That was the last time I played Overwatch.
Dragon Ball Xenoverse 2
I got into this game when it came out and dropped it because I wasn’t appreciating the reused content from the first Xenoverse. But then I got into watching Dragon Ball Super, I got more and more excited about Dragon Ball Figherz (which I have now played, and I was right to be excited), and yeah that led me to playing a couple dozens of hours of Xenoverse 2 again. I don’t think I quite finished the main story, but I got pretty close, and I definitely spent a lot of time grinding. And grinding. And grinding.
Which reminds me!
Is this a turn? I’m not sure. I went from loving it, to thinking continuing this game was a pointless loot grind, to understanding why that loot grind was not useless and therefore loving it again. I guess I went back and forth? Previously, I would just play a character, beat the game, and then either play another character or drop the game. Most player’s act like the game starts after you beat it, but I never saw the point since all you were doing was grinding for more loot in order to grind for more loot endlessly.
Sometime around last September I built up a demon hunter that could wipe out rooms in seconds after I grinded for a particular build I was going after (a build that was possibly due to that current season) and I found myself enjoying and understanding the point of Diablo. Getting to the point where you are not only killing bosses on hard difficulties, but doing it quickly and efficiently. It was short lived obsession, but I walked away from it finally understanding why people get so addicted to loot games.

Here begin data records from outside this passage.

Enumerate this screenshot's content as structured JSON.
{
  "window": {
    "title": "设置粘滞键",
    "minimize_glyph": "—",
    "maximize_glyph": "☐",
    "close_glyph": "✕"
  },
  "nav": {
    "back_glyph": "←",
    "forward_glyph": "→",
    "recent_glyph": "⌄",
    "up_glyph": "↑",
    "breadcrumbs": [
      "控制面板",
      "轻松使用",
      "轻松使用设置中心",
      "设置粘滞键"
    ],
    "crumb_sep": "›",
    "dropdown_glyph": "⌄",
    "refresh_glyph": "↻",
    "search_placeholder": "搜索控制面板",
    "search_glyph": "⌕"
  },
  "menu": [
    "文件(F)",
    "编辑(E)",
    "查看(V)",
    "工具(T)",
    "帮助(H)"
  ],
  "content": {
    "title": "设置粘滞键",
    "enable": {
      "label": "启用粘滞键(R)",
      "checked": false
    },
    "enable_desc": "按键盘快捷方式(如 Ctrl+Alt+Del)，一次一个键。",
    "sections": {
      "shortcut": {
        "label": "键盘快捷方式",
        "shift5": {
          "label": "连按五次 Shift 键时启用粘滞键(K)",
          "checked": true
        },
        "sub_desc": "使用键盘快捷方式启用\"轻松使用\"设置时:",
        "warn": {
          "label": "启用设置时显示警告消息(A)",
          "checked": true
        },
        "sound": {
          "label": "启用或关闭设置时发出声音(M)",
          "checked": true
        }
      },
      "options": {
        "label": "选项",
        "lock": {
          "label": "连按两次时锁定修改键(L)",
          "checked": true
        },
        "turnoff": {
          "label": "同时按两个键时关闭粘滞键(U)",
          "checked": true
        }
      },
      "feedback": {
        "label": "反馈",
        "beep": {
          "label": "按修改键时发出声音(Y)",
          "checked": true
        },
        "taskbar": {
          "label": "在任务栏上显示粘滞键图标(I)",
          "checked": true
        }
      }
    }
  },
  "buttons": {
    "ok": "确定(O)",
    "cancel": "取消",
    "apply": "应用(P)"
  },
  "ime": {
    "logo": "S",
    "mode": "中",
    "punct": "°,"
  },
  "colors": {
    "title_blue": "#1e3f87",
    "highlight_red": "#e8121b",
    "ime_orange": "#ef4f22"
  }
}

That’s my piece. Stay tuned for more GotY content all throughout this year, about last year. Oh!
the sweaty hot dog in my mind